EU Cosmetics Law Revised Regarding Certain Substances in Hair Dyes and Sunscreen Products
Hong Kong traders exporting hair dye products and sunscreen products to the EU should be informed that the European Commission has adopted two new regulations amending framework Regulation 1223/2009 on cosmetic products (the Cosmetics Regulation) which affect the marketability of these two types of products.
In the European Union, cosmetic products’ ingredients, such as preservatives, colorants, hair colours, UV-filters, fragrances and nanomaterials, are specifically controlled under the Cosmetics Regulation. To this end, the Scientific Committee on Consumer Safety (the SCCS) advises the Commission on the safety of cosmetic ingredients in order to support regulatory decisions on whether or not a chemical ingredient should be allowed in cosmetic products, and under which conditions.
The safety assessment carried out by the SCCS is intended to be very thorough and to analyse detailed information relating to the physical and chemical properties of an ingredient, its potential to cause harmful effects, and the consumer exposure to such products. The safety assessment is intended to make sure that a chemical ingredient is sufficiently pure and does not contain unacceptable impurities that could be harmful to consumers’ health. In particular, the assessment aims to exclude any safety risk from hazardous chemicals that may be a carcinogen, mutagen, or reproductive toxin (CMR).
The SCCS will only give a positive opinion when experts have sufficient evidence on safety to exclude a risk to consumers’ health under foreseeable conditions of the relevant product’s use. For instance, the European Commission has permitted 100 hair dyes to be introduced on the market and has banned another 180, based on the SCCS’ advice or due to a lack of required evidence on safety.
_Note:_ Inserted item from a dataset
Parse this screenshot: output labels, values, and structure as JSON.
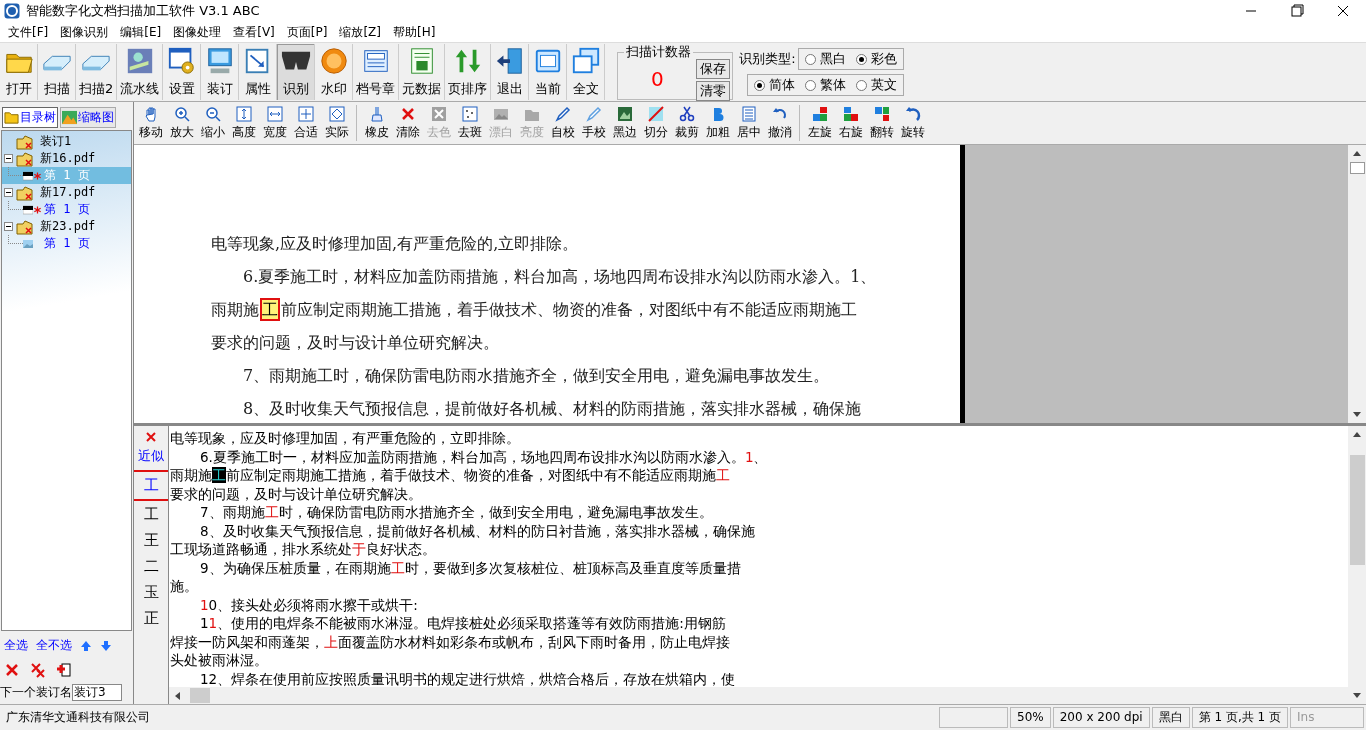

Against this background, the Commission has adopted Commission Regulation 2017/237 amending Annex III to Regulation 1223/2009 on cosmetic products, setting maximum concentrations for a range of substances used in hair dye products. For the exact number and names of substances covered, traders are advised to check the annex to the new Commission Regulation.
Moreover, the Regulation stipulates that it is appropriate to provide for reasonable periods of time in order for the industry to adapt to the new requirements and to phase out products concerned which do not comply with those requirements. Relevant dates are also provided in the annex to the new Commission Regulation.
Regulation 2017/237 follows a recommendation of the SCCS to conduct an overall safety assessment strategy for hair dye substances including the requirement for testing substances in hair dye products for their potential genotoxicity or carcinogenicity.
Following the opinions of the SCCS, the Commission agreed with Member States and stakeholders on a strategy to regulate substances used in hair dye products according to which the industry was required to submit files containing updated scientific data on the safety of hair dye substances.
In addition, the SCCS gave an opinion on oxidative hair dye substances and hydrogen peroxide, used in products to colour eyelashes, which concluded that oxidative hair dye substances can be safely used in products intended for colouring eyelashes. However, Hong Kong cosmetics sellers may wish to know that the Commission has specified in Regulation 2017/237 that products intended for colouring eyelashes should be allowed for professional use only, in order to avoid any risk connected with the self-application of products. Finally, Regulation 2017/237 provides for appropriate warnings on labels of products intended for colouring eyelashes so as to inform consumers about possible adverse effects.
The second regulation adopted by the European Commission, Commission Regulation 2017/238 amending Annex VI to Regulation 1223/2009 on cosmetic products, seeks to regulate the use of Benzophenone-3 as a UV filter in sunscreen products. It does this by decreasing the substance’s maximum permitted concentration in ready-for-use preparations from 10% to 6% following an opinion of the SCCS.
Regulation 2017/238 will begin to apply on 3 September 2017.